In the fall of 2015, after making a comeback that didn’t seem possible, the St. Louis girl hung up her cleats. It’s a decision that she knew was the right thing for her health, and one she doesn’t regret today. “I felt good about retiring. I loved playing, but I was ready. I gave everything I could, and the time was right.” Chalupny retired with 106 caps and 10 goals.

Passing on What She Has Learned

Lori Chalupny talks about her career as two phases. Phase 1 was her playing and phase 2 is now coaching. One of the aspects of sports – especially women’s sports – is that you still need to have a job in the off-season. Ten years ago when Chalupny was still playing, she got into coaching for exactly that reason. She coached for St. Louis Scott Gallagher because, as she directly states, “I needed money. But in hindsight, it was the perfect way to jumpstart the next phase of my career.”

Finding a permanent role as a coach after retiring from playing was an easy transition. After a brief stint at Washington University, she moved on to Maryville University as an assistant coach and then became their head coach in 2018.

“Coaching is all about stealing ideas.”

Anson Dorrance is another one of those mentors with ideas and lessons that Chalupny still subscribes to in her daily life today. There’s no question that he has earned his legendary status in American soccer. Dorrance has won 21 titles as a coach at the University of North Carolina. Chalupny was a four-year starter and All-American at North Carolina from 2002-2005 – she won an NCAA Championship with the Tar Heels in 2003. Well, if you are going to steal ideas from anyone, you might as well steal from the best.

“[Dorrance] always wanted to see the competitive spirit in practices. He called it the Competitive Cauldron. That your performance in practice determines whether you play over the weekend.”

The game is ever evolving, even in the six years since Chalupny was out on the pitch as a player. She talks about how when she was growing up, the coaching style was very different. The game is a lot more technical and tactical now. It’s not just about running hard or working hard.

While her playing career might be defined by putting in the hard work, she’s quick to point out how working hard is different for each player – especially for those “youngsters” who are still in the development stage. When asked if she has any advice for the young players currently on St. Louis CITY SC’s U-16 and U-17 teams who are all working towards the same goal to be on the first team in 2023, she had this to say: “Run your own race.” She’s a firm believer that everyone achieves at different levels and at different stages. “Don’t compare yourself to others. At that age, there is still a lot of room for personal growth. Just try to be your best YOU.”
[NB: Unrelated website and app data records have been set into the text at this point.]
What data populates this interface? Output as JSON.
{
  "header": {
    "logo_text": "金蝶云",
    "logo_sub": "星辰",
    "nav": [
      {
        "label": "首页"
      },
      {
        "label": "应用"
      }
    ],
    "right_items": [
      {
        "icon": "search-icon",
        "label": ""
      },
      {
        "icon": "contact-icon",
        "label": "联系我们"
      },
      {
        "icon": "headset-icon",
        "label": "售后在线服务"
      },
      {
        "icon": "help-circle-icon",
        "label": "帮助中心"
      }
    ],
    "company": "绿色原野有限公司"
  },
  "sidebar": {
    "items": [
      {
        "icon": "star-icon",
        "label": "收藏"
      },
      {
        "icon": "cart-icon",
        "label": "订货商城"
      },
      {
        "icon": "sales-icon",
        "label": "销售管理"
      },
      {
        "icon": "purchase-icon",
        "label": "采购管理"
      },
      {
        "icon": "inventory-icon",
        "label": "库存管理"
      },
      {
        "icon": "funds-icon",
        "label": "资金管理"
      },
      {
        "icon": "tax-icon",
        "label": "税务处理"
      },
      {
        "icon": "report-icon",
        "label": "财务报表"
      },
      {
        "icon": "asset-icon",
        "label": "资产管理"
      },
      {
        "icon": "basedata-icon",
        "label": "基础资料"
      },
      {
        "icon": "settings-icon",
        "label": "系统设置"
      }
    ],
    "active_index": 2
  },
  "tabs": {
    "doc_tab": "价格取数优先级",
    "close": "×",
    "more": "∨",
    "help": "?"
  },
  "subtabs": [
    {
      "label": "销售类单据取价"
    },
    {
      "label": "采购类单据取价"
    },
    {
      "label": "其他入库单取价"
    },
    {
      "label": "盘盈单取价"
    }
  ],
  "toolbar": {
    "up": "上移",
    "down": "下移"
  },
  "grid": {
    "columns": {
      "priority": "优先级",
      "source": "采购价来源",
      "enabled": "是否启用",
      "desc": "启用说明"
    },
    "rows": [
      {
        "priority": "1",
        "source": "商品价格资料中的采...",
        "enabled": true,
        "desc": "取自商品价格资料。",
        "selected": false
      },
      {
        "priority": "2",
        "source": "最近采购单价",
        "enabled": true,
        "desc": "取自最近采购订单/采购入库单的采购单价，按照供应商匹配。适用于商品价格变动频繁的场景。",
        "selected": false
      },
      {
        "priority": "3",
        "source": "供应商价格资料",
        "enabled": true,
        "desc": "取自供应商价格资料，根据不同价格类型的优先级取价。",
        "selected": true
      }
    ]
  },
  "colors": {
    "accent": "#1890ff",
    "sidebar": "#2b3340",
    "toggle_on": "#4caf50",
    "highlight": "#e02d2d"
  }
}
Even though Lori Chalupny and Becky Sauerbrunn might be the most famous players to play in women’s soccer from St. Louis, she envisions more phenomenal players to come from this city. As she states with a sense of pride, “We have the passion and the players.” And maybe St. Louis CITY SC will open new doors for other professional soccer teams in St. Louis. “I hope that we can see a professional women’s team.”
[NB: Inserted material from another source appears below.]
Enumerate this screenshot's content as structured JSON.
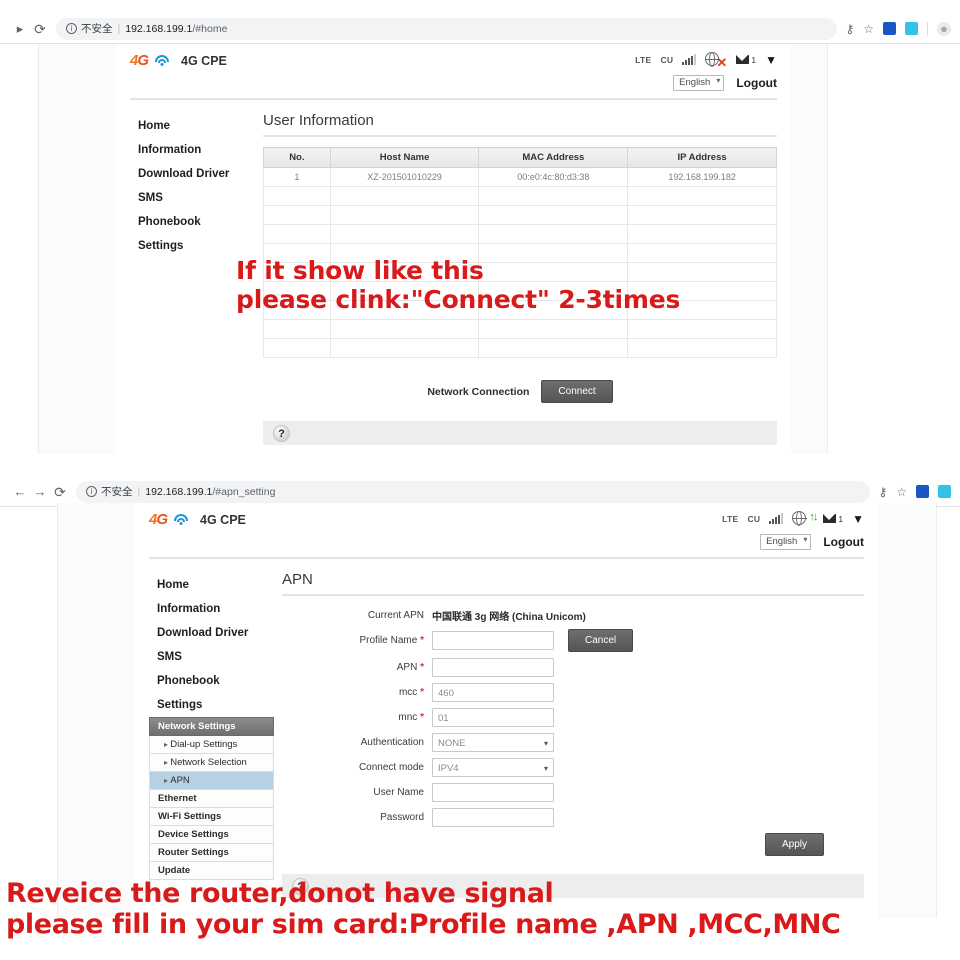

Despite her accomplishments, she believes in taking it step by step and enjoying the process. Earning a spot on the big team or winning a championship… these are byproducts of your love of the game. But passion for soccer needs to come first, and that’s something Chalupny is now focused on as a coach. “I try to inspire that passion in my players.”
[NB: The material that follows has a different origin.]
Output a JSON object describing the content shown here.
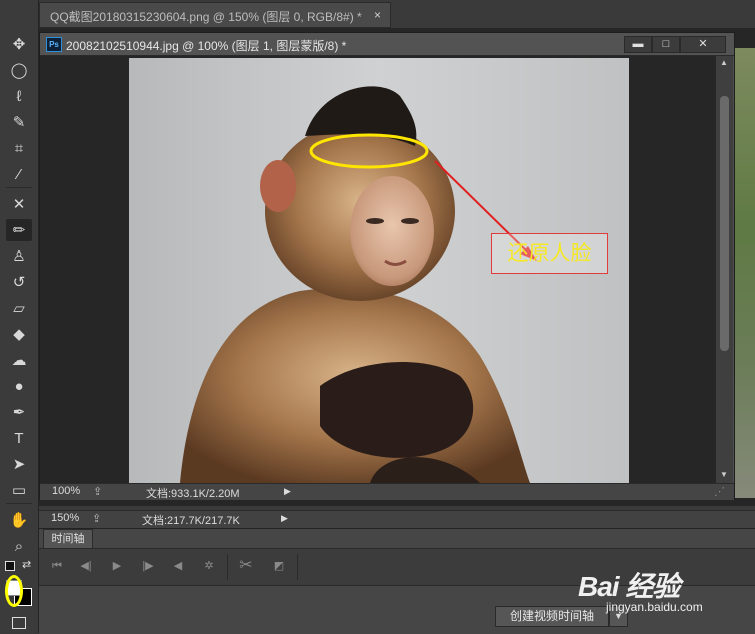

It’s clear that she loves her life now and everything that came before. You hear it in her stories recounting her time as a player, and in the new ones now as both a coach and mother. Like when she reveals where her Olympic Gold Medal and World Cup Medal currently are. “They’re sitting on my desk, but more times than not, my 3 yr. old runs around the house and plays dress up with them,” she admits while laughing.

While Chalupny continues to be a knowing mentor for many on the field, she loves her new role off the field at home. Another role she happily accepts that’s defined by hard work and the occasional “tough love.”